A trial session was held on Sunday, 19 January for university students interested in learning more about wheelchair softball at Kamakura Laboratory.
The event was held to give the attendees a deeper understanding of wheelchair softball, and the trial sessions and lectures were the students’ first opportunity to learn about “parasports.” Despite the cold weather, the students were bright and lively, and worked up a sweat. Though it was their first time using a wheelchair designed for athletes, the students quickly caught on. Their hard work and effort paid off, and they went from learning the basics all the way through to holding a practice match. During lunch, they attended a lecture from Leo Onuki, a member of Japan’s national wheelchair softball team, where they learned about the rules and the appeal of the sport. They also watched a video where they could learn more, ask questions, and get feedback.
Comments from participants
I attended the Trial Session with a very childish intention of just wanting to see how fast I could get the wheelchair to go! But after attending and learning more, my view on parasports changed considerably.
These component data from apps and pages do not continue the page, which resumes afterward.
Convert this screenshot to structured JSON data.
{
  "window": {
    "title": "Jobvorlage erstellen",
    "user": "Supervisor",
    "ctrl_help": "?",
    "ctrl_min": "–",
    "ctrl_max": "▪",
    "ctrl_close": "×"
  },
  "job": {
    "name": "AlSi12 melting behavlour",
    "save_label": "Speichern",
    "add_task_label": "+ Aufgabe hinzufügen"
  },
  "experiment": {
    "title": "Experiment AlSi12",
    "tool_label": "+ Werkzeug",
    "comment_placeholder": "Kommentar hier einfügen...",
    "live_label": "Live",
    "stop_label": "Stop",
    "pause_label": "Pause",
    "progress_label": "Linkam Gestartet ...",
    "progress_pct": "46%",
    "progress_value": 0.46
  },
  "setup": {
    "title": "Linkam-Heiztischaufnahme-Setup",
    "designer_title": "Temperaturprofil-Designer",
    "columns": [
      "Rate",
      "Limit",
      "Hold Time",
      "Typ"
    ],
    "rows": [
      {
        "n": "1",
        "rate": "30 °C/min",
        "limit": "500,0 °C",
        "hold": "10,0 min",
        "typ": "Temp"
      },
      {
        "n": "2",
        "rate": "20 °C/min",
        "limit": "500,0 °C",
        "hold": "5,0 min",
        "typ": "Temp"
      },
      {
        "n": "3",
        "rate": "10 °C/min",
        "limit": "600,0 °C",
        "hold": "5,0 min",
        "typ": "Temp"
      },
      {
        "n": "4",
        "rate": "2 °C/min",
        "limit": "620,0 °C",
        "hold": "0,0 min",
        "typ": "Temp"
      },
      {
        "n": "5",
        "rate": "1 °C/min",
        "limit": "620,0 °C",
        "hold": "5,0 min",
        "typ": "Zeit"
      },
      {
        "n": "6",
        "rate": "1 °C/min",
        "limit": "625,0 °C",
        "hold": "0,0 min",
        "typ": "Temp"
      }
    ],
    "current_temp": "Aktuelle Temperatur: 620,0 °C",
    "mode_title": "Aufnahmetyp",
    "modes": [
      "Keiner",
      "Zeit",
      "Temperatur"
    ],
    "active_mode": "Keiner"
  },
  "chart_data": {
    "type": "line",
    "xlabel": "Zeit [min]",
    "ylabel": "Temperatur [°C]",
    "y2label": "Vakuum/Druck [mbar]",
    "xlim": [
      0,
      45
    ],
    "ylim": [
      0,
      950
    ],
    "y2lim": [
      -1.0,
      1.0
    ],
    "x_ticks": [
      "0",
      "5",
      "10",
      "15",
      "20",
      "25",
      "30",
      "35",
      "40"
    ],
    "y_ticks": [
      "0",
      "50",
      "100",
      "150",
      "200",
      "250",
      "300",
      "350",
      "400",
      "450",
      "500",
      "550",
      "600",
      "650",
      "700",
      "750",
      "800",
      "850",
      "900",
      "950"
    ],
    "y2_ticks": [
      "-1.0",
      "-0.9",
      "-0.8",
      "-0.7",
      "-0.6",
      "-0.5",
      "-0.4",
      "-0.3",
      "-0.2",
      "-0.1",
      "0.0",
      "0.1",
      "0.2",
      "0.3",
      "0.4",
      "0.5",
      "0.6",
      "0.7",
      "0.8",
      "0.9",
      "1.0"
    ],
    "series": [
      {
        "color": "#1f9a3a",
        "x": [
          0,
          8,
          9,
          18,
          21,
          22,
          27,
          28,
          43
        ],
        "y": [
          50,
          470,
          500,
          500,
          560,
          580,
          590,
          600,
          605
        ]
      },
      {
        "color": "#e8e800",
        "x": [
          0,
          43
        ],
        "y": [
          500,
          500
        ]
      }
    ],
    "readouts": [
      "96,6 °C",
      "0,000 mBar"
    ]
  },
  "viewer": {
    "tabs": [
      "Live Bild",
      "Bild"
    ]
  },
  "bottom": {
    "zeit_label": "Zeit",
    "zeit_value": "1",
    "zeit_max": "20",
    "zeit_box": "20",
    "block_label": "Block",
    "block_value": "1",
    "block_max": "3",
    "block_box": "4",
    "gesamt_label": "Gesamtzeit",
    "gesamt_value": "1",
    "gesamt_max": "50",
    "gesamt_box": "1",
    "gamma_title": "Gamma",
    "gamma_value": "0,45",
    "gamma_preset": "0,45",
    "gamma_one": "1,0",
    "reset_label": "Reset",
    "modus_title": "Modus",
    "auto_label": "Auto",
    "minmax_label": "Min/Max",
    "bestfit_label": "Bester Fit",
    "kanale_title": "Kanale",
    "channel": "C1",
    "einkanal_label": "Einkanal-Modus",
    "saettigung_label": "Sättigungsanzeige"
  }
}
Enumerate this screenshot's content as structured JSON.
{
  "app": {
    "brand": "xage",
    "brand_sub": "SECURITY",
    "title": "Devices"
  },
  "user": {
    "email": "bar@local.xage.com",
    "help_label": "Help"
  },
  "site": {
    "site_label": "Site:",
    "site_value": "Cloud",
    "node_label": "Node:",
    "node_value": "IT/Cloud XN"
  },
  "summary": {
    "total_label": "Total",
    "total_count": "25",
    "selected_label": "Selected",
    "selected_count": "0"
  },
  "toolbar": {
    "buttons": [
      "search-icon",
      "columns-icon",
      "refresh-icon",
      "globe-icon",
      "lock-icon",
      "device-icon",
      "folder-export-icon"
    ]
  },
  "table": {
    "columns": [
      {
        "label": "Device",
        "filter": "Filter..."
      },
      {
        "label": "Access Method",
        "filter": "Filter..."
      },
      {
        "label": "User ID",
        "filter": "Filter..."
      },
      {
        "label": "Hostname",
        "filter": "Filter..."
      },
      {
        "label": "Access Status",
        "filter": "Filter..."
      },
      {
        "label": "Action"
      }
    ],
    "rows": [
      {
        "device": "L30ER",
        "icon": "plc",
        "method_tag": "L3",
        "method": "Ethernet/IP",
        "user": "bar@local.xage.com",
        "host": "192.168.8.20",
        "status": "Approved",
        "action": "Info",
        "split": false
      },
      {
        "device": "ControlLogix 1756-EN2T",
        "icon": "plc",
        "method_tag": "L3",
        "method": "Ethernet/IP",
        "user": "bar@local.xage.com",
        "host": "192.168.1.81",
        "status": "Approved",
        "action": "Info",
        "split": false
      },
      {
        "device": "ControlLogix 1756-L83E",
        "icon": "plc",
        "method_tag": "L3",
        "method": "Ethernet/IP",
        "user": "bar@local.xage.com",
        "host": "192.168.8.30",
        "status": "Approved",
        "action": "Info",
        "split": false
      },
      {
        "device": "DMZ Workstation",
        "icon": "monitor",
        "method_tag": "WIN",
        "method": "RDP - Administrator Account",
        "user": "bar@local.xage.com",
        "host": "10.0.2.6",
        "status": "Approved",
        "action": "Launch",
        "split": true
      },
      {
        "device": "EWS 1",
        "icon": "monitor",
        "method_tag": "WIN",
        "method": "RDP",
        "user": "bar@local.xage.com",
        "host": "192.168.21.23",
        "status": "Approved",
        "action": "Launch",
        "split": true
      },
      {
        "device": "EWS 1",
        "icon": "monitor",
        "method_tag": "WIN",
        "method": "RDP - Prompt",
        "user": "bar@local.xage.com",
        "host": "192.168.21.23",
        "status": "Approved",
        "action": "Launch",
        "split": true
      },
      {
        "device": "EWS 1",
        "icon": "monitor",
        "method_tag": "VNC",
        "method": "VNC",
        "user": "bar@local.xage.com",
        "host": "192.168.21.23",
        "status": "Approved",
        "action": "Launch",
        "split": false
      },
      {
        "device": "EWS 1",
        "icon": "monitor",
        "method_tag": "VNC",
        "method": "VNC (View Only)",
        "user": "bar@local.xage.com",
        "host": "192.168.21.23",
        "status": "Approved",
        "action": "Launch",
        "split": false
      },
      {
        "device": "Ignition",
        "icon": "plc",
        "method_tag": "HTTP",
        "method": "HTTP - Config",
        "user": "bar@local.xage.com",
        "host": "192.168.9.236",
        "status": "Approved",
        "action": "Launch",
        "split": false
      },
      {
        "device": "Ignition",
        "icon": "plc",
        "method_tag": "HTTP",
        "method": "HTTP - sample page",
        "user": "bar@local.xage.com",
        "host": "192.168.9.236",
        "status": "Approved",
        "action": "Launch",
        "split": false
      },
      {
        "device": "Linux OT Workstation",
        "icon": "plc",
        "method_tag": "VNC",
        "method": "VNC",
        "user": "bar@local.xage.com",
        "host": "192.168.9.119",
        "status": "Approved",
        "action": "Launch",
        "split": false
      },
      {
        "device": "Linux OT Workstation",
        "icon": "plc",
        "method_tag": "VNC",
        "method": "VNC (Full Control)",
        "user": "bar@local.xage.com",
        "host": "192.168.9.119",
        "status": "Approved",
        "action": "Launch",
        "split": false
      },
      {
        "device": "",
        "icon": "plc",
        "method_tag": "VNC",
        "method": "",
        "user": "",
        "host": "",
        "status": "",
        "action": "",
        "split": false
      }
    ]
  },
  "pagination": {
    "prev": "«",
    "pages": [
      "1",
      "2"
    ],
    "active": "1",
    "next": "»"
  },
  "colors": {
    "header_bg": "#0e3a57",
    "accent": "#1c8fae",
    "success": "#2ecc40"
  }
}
It’s a great communication tool. I learned that a unique aspect of wheelchair softball is that points are assigned depending on the extent of one’s disability. According to the rules of the sport, the points of a team’s lineup must be within a predetermined limit. The fact that matches in parasports a broken down into classifications, and that non-disabled participants can join as well, really showed me the true meaning of diversity, and the importance of it throughout.
I was really fascinated by seeing that no matter your gender, age, or experience, players of all kinds could play to their best on the same field. I look forward to seeing the sport gain in popularity. After joining this trail session, I’ve gained in interest in learning more about other parasports that I have yet to take notice of.
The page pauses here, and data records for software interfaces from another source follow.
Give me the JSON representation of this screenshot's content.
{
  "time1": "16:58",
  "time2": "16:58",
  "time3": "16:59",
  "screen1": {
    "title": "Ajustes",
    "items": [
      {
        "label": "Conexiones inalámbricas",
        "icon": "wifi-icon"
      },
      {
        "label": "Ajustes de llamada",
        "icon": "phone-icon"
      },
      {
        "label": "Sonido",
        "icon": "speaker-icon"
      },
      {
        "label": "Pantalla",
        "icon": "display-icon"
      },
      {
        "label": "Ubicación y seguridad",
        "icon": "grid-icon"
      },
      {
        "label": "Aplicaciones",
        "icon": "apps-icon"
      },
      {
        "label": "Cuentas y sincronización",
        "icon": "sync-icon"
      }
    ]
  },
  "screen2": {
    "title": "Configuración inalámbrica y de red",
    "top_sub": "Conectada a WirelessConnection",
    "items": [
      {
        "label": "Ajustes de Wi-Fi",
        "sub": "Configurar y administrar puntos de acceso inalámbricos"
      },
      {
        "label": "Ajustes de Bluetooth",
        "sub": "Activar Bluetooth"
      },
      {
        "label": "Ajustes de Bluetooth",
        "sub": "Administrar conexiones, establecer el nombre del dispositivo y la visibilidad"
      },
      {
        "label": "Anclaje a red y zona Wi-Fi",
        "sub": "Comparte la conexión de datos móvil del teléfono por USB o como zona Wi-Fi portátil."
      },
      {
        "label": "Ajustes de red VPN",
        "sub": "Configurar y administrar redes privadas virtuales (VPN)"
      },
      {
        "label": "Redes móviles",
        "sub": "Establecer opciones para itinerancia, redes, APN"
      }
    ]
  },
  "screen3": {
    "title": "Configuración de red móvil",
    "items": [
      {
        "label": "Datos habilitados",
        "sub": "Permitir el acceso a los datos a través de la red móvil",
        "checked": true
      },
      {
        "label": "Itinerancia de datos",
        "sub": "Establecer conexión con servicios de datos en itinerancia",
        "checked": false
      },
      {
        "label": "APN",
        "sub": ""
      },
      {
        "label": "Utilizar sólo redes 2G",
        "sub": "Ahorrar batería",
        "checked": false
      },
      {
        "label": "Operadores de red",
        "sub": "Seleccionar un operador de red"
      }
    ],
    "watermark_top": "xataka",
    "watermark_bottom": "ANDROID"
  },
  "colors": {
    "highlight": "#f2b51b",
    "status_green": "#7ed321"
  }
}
Teams in wheelchair softball are composed of both disabled and non-disabled athletes. It is a barrier-free sport, where anyone – regardless of gender, age, or nationality – can participate and enjoy the game on the same playing field.
Chugai supports parasports and works to create an inclusive society where everyone can participate freely.